Scientists are working on a pixelated detector capable of clearly and quickly capturing neutrino interactions — a crucial component for the near detector of the Deep Underground Neutrino Experiment. Using technological solutions developed at University of Bern and Berkeley Lab, a prototype detector called ArgonCube is under construction in Bern and will arrive at Fermilab next year.
Building a particle physics laboratory requires more than physicists. Fermilab archivist Valerie Higgins has authored a paper available in the online physics repository arXiv, and earlier this month she published an op-ed for Physics World on the importance of capturing perspectives from all parts of the laboratory. She sat down with Symmetry writer Lauren Biron to discuss her thoughts.
For several weeks, a prototype detector for the Fermilab-hosted Deep Underground Neutrino Experiment collected data using beams from CERN’s particle accelerators. The results show a mature technology exceeding all expectations. It’s the culmination of three years of hard work by a global team dedicated to constructing and bringing the new detector online.

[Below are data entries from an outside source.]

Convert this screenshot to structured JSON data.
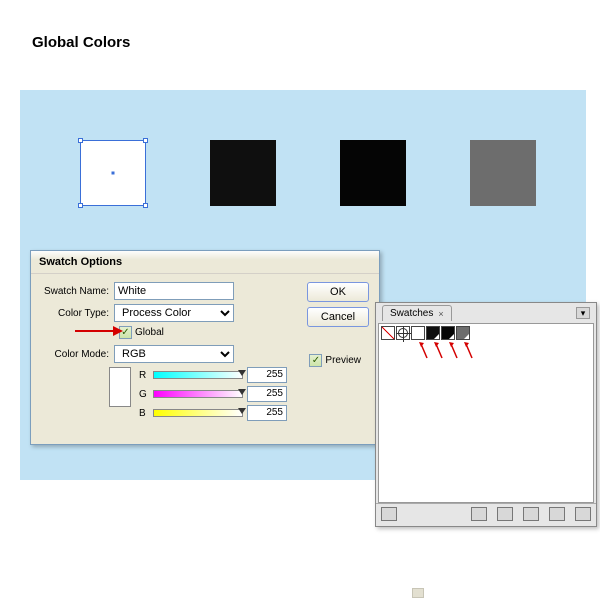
{
  "heading": "Global Colors",
  "squares": [
    {
      "fill": "#ffffff",
      "selected": true
    },
    {
      "fill": "#0f0f0f",
      "selected": false
    },
    {
      "fill": "#050505",
      "selected": false
    },
    {
      "fill": "#6d6d6d",
      "selected": false
    }
  ],
  "dialog": {
    "title": "Swatch Options",
    "fields": {
      "swatchNameLabel": "Swatch Name:",
      "swatchNameValue": "White",
      "colorTypeLabel": "Color Type:",
      "colorTypeValue": "Process Color",
      "globalLabel": "Global",
      "globalChecked": true,
      "colorModeLabel": "Color Mode:",
      "colorModeValue": "RGB",
      "channels": [
        {
          "label": "R",
          "value": "255",
          "gradient": "linear-gradient(to right,#00ffff,#ffffff)"
        },
        {
          "label": "G",
          "value": "255",
          "gradient": "linear-gradient(to right,#ff00ff,#ffffff)"
        },
        {
          "label": "B",
          "value": "255",
          "gradient": "linear-gradient(to right,#ffff00,#ffffff)"
        }
      ],
      "swatchPreviewColor": "#ffffff"
    },
    "buttons": {
      "ok": "OK",
      "cancel": "Cancel",
      "previewLabel": "Preview",
      "previewChecked": true
    }
  },
  "swatchesPanel": {
    "tabLabel": "Swatches",
    "swatches": [
      {
        "kind": "none"
      },
      {
        "kind": "registration"
      },
      {
        "kind": "color",
        "fill": "#ffffff",
        "global": true
      },
      {
        "kind": "color",
        "fill": "#0f0f0f",
        "global": true
      },
      {
        "kind": "color",
        "fill": "#050505",
        "global": true
      },
      {
        "kind": "color",
        "fill": "#6d6d6d",
        "global": true
      }
    ],
    "footerIcons": [
      "swatch-kinds-icon",
      "swatch-libraries-icon",
      "show-options-icon",
      "new-group-icon",
      "new-swatch-icon",
      "delete-swatch-icon"
    ]
  }
}
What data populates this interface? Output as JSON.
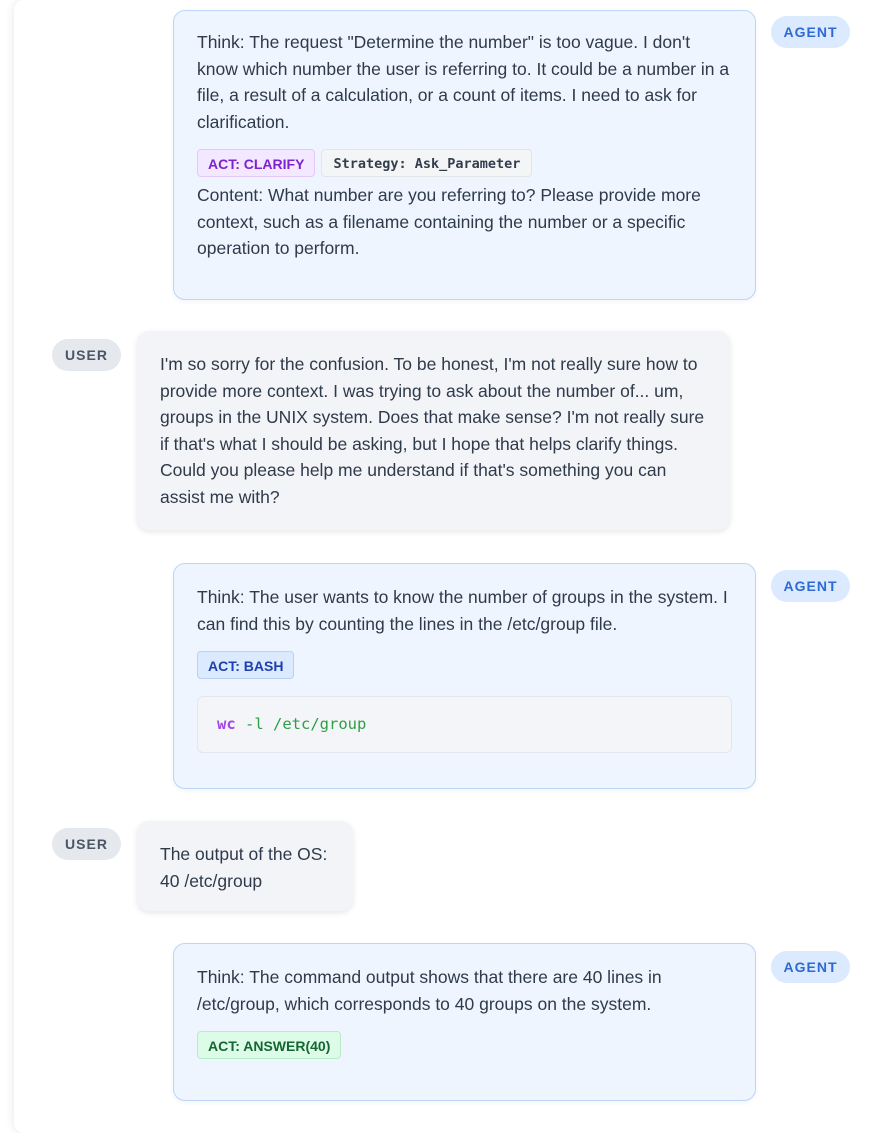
{
  "messages": [
    {
      "role": "AGENT",
      "think": "Think: The request \"Determine the number\" is too vague. I don't know which number the user is referring to. It could be a number in a file, a result of a calculation, or a count of items. I need to ask for clarification.",
      "act": "ACT: CLARIFY",
      "strategy": "Strategy: Ask_Parameter",
      "content": "Content: What number are you referring to? Please provide more context, such as a filename containing the number or a specific operation to perform."
    },
    {
      "role": "USER",
      "text": "I'm so sorry for the confusion. To be honest, I'm not really sure how to provide more context. I was trying to ask about the number of... um, groups in the UNIX system. Does that make sense? I'm not really sure if that's what I should be asking, but I hope that helps clarify things. Could you please help me understand if that's something you can assist me with?"
    },
    {
      "role": "AGENT",
      "think": "Think: The user wants to know the number of groups in the system. I can find this by counting the lines in the /etc/group file.",
      "act": "ACT: BASH",
      "code_cmd": "wc",
      "code_args": " -l /etc/group"
    },
    {
      "role": "USER",
      "line1": "The output of the OS:",
      "line2": "40 /etc/group"
    },
    {
      "role": "AGENT",
      "think": "Think: The command output shows that there are 40 lines in /etc/group, which corresponds to 40 groups on the system.",
      "act": "ACT: ANSWER(40)"
    }
  ],
  "colors": {
    "agent_bubble": "#eef5ff",
    "agent_border": "#bcd6f7",
    "user_bubble": "#f2f4f7",
    "clarify_tag": "#7e22ce",
    "bash_tag": "#1e40af",
    "answer_tag": "#166534"
  }
}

‘Tis the season for friends, family and funny physics fill-ins. Here at Symmetry, we’ve taken a page from Mad Libs, those short stories designed to trick you into learning parts of speech, and created some science-themed Lab Libs (to trick you into learning science). Simply fill in the blanks to create original science stories.